Certainly there's a way to go, but I think we are seeing change with the growing prominence of actors like Daniel Dae Kim and John Cho.
That can actually be part of the problem. When there are one or two isolated role models to point to to suggest change. Those 2 have little to no chance of going further unless the element of racism is somehow eliminated.
tends to backslide like the waves at the beach. One of the problems is that racism is a commodity
. It sells
. So it has to be strategically marketed. And each race has to be worked
differently. I think the careful
marketing of racism for the most part began in the 70's, but may have started earlier.
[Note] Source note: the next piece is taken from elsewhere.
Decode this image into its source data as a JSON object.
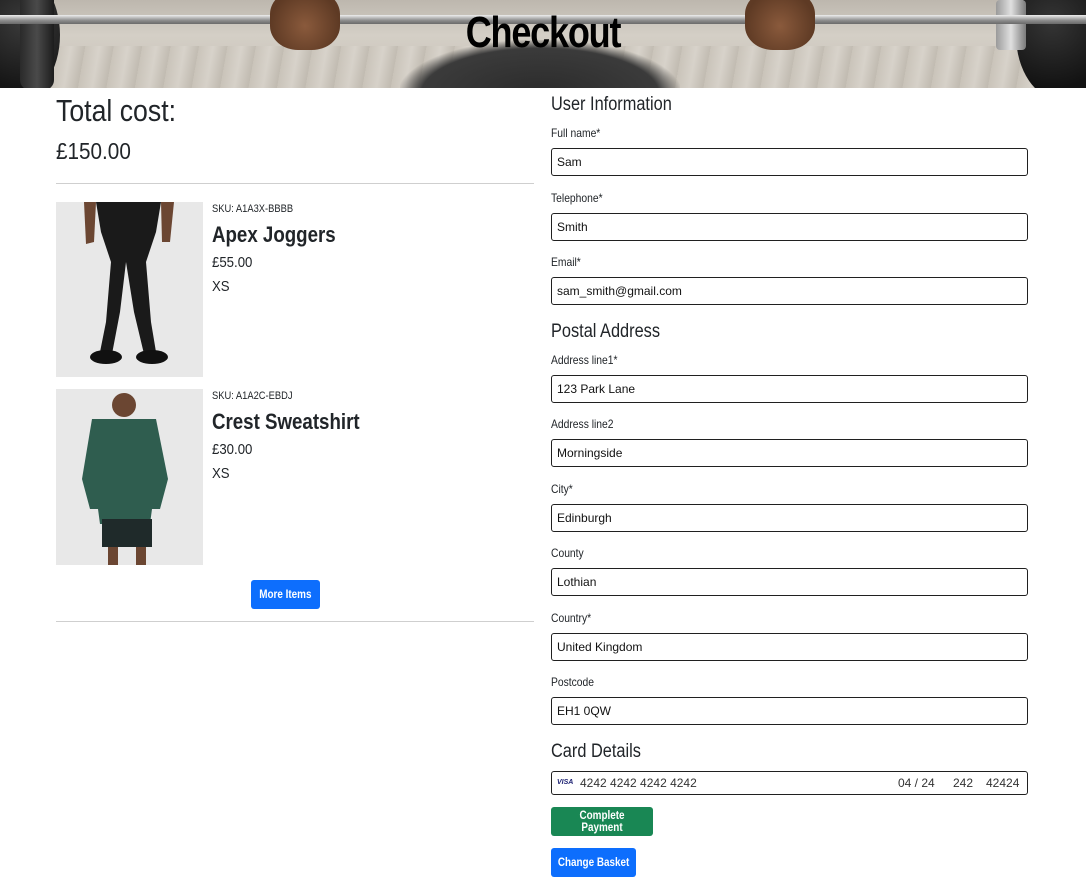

Beyond any single ethnic type, I'm seeing an increase in multiethnic casting in general on TV.
After all, the assumption that the "common American male" is a WASP is becoming increasingly less true as demographics shift. We saw that in the 2012 election, when the party that catered principally to white males was trounced by the party whose coalition included just about everyone else. Countless analysts have agreed that the Republican Party can't win any more elections unless it broadens its appeal beyond white males, and if the evolving demographics of the country make that true for a political party, it's likely to be true for a TV studio as well.
The demographics for each race has it's own uniqueness. The reason we see the Black and Hispanic hero role model is because they target those who have their own separate communities (neighborhoods, districts, towns). The Asian community with few exceptions is more integrated into White communities. And the subtle message to Asian Americans is that the White hero represents their
role model. They are just not supposed to notice
the absence of the actual Asian role model.